Count your way through history with eye-opening lineups of events, figures, facts and more.
Myths debunked, truths revealed and your most burning history questions answered.
Explore food facts and get the story behind your favorite dishes.
Author: Sarah Pruitt
A grassroots campaign to put a woman from American history on the $20 has announced the results of an online poll to choose its desired candidate.
British scientists have uncovered a secret at the heart of ancient Egypt’s large cache of animal mummies—many of them contain no animal remains at all.
On the 70th anniversary of V-E Day, we take a look back at how five different countries greeted the end of World War II in Europe.
With the nation reeling in the days after Abraham Lincoln’s death, a massive manhunt went into effect for John Wilkes Booth and his co-conspirators.

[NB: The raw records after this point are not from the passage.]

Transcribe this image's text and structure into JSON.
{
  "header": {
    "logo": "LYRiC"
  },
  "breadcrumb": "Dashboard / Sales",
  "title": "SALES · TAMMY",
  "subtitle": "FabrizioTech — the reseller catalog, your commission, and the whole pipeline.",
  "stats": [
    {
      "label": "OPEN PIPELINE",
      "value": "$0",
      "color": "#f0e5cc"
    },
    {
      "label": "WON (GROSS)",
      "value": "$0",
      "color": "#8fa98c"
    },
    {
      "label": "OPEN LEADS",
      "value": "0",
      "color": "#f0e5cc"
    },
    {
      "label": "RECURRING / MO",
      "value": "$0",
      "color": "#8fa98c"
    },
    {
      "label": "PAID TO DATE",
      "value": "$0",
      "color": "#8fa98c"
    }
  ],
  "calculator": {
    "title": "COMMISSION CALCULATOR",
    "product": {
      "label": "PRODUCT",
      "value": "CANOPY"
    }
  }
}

At 2:13 p.m. on April 11, 1970, Apollo 13 lifted off from Cape Canaveral, Florida, embarking on what was supposed to be the third space mission to land on the Moon.
As Washington celebrated the expected end to the Civil War, Abraham Lincoln delivered what would be his last public address from a White House balcony.
The remains of six Japanese soldiers killed during battle on the island of Peleliu in 1944 have been discovered after being sealed in a cave for 70 years.
An Italian researcher has concluded that a painting some have called the ancient Egyptian equivalent of DaVinci’s “Mona Lisa” is probably a fake.
British researchers report that a 1,000-year-old treatment for eye infections may hold the key to wiping out the antibiotic-resistant superbug MRSA.
Shards of Egyptian-style ceramic vessels used to brew beer some 5,000 years ago have been discovered buried under a construction site in the heart of Tel Aviv.
In the past week, scientists have announced the discovery of a human-sized salamander and a giant “butcher” crocodile, both of which lived some 230 million years ago.
Discovered more than a century ago in a Swedish grave, a ring bearing an Arabic inscription confirms contact between the Vikings and the Islamic world.
A team of Spanish researchers believes it has found the long-lost remains of Miguel de Cervantes, author of “Don Quixote,” beneath a Madrid convent.